The new submarines known as Type 096 will be quiet, aided in part by Russian technology. Military experts expect them to be ready within 10 years.

Researchers met at the U.S. Naval War College and published their findings on the submarines in August. "The Type 096s are going to be a nightmare," said Christopher Carlson, one of the researchers. "They are going to be very, very hard to detect."

The Chinese Navy has regularly sent nuclear-armed submarines out of Hainan Island in the South China Sea. However, the older Type 094 boats are noisy. That is a major problem for military submarines.

The research paper noted that the new Type 096 submarine will be similar to Russian submarines in terms of stealth, sensing equipment and weapons. The findings are based partly on Chinese military publications, speeches by senior military officers, and other information.

Satellite images taken in November of China's new Huludao shipbuilding center show parts of a large submarine being built. The report said the boats are expected to be operational by 2030.

The new submarine is likely to be much larger than Type 094. The design, based on Russian technology, enables the submarine to contain a "raft" attached to a complex rubber support system to reduce engine noise. Neither the Russian nor the Chinese defense ministries answered Reuters' requests for comment.

Carlson told Reuters he did not believe China had gained the latest Russian submarine technology. But China would be able to produce a submarine stealthy enough to compare to Russia’s Akula boats.

"We have a hard time finding and tracking the improved Akulas as it is," Carlson said.

A new cold war?

Military experts say the tracking of Chinese submarines is increasingly an international effort. Both the Japanese and Indian militaries have aided the United States, Australia and Britain.

The countries have increased antisubmarine warfare exercises and deployed submarine hunting aircraft around Southeast Asia and the Indian Ocean.

The possibility of more modern and quiet Chinese submarines partly led to a deal between Australia, Britain and the U.S. The agreement calls for British and U.S. attack submarines to be deployed in Western Australia. By the 2030s, Australia expects to launch its first nuclear-powered attack submarines with British technology.

Vasily Kashin is a Chinese military expert based in Moscow at HSE University. He said Chinese engineers might have made the improvements described in the report.

Kashin said there was no known sharing agreement between China and Russia outside of a 2010 agreement related to nuclear reactors.
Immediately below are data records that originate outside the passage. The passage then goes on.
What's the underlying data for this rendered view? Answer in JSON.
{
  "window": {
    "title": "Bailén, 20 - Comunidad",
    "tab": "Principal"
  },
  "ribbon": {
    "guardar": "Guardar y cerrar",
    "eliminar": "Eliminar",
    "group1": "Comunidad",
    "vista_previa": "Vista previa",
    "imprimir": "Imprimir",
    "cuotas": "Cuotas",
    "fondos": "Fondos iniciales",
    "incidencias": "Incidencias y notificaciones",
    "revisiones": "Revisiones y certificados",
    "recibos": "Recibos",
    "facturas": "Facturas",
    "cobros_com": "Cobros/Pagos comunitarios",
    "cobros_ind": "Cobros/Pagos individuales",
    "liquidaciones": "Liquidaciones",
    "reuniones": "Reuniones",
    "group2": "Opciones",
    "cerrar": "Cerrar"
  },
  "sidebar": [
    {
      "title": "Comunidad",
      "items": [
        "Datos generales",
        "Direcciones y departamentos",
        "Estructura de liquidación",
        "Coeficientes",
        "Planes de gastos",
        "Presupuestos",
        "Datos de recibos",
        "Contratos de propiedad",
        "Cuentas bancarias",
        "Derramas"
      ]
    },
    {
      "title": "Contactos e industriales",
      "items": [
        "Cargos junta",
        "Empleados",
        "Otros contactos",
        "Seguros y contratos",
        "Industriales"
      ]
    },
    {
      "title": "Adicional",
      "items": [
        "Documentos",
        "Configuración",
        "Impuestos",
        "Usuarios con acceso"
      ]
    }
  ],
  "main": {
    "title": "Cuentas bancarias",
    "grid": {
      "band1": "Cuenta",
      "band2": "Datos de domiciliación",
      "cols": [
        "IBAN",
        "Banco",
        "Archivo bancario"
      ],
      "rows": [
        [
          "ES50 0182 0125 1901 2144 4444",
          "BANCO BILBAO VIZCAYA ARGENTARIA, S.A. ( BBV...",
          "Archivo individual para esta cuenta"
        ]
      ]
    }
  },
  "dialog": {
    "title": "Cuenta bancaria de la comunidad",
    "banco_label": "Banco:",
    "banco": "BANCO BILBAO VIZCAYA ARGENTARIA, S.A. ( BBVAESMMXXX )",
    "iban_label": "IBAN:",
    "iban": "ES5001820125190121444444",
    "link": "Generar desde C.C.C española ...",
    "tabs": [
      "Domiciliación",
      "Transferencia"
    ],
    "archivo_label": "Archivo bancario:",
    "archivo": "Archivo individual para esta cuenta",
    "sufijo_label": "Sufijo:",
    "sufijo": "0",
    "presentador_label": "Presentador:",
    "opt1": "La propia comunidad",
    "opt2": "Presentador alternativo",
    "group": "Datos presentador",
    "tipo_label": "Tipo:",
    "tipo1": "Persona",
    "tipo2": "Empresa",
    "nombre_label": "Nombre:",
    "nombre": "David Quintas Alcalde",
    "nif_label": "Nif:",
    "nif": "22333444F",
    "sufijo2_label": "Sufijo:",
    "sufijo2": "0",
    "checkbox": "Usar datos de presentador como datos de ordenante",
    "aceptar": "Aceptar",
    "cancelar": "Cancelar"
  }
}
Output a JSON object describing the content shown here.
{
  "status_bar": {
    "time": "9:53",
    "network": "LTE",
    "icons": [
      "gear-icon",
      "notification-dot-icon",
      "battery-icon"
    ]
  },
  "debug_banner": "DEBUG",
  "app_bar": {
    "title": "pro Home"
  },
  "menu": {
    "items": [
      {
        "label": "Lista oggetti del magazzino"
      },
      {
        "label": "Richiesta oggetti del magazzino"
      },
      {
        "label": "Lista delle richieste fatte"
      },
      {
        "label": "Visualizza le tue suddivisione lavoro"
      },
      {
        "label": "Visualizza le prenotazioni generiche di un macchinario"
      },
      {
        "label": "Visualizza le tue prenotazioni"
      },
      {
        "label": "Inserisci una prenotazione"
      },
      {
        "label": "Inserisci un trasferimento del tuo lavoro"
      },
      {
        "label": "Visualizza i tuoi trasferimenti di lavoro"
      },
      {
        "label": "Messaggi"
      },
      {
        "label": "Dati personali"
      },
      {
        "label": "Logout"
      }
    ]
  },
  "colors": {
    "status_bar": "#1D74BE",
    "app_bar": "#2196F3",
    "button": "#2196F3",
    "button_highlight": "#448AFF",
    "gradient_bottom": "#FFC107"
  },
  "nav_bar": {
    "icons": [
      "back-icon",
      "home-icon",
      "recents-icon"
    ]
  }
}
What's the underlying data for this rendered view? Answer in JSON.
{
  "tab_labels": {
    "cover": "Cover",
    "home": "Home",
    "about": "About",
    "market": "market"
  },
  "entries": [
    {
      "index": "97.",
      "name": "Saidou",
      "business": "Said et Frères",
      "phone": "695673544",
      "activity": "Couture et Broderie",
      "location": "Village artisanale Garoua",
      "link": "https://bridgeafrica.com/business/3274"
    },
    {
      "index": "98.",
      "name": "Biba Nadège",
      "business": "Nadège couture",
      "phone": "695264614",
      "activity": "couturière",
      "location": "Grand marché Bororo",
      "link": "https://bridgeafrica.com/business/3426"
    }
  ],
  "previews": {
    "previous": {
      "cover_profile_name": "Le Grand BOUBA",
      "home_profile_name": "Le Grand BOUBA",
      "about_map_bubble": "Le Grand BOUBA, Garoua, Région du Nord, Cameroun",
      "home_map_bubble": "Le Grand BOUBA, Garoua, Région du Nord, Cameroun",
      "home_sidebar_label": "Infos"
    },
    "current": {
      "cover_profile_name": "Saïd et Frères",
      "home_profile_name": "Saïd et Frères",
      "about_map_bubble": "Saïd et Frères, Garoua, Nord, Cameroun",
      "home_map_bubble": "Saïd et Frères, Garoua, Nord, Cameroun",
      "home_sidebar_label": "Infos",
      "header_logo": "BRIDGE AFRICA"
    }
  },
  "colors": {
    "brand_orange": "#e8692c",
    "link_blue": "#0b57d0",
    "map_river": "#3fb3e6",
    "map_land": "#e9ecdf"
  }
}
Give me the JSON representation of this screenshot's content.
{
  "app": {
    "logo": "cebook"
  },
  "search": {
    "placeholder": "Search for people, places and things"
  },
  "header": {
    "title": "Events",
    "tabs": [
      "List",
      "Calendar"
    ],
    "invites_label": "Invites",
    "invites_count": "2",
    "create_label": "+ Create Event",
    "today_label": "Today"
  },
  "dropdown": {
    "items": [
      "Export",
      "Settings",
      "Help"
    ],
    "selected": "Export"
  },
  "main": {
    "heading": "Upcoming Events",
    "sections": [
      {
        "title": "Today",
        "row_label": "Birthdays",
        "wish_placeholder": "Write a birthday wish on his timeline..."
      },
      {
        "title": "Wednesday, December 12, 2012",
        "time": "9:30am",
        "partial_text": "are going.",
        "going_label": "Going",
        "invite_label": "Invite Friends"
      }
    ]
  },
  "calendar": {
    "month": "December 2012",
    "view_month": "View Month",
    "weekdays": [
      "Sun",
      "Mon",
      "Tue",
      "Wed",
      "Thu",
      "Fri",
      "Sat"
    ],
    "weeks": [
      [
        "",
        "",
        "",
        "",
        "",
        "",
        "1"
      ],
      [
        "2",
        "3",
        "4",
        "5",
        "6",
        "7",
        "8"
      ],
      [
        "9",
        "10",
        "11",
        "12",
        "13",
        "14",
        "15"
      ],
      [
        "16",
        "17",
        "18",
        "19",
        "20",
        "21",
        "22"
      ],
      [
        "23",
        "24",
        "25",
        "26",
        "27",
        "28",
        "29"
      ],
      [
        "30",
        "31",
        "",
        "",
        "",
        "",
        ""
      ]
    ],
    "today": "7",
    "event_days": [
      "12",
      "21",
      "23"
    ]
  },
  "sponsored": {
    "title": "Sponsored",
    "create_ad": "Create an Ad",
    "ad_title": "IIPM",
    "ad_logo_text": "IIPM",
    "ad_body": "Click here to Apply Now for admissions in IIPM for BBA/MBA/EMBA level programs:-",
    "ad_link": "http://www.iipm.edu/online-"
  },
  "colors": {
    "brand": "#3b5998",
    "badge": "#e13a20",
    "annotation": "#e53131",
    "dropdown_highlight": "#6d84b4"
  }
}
He believed that China likely gained important Russian technology in the 1990s after the breakup of the Soviet Union.

"China is not an adversary of Russia in the naval field," Kashin said. "It is not creating difficulties for us; it is creating problems for the U.S."

I’m Mario Ritter, Jr.

Greg Torode reported this story for Reuters. Hai Do adapted it for VOA Learning English.


Words in This Story

nightmare –n. a bad dream; a bad situation

detect –v. to identify the presence of something by looking for it, especially something that is not easy to find

stealth –n. an area of technology that deals with avoiding detection by sensing devices like radar, sonar and other technologies

track –v. to look for and follow something

adversary –n. an opponent or enemy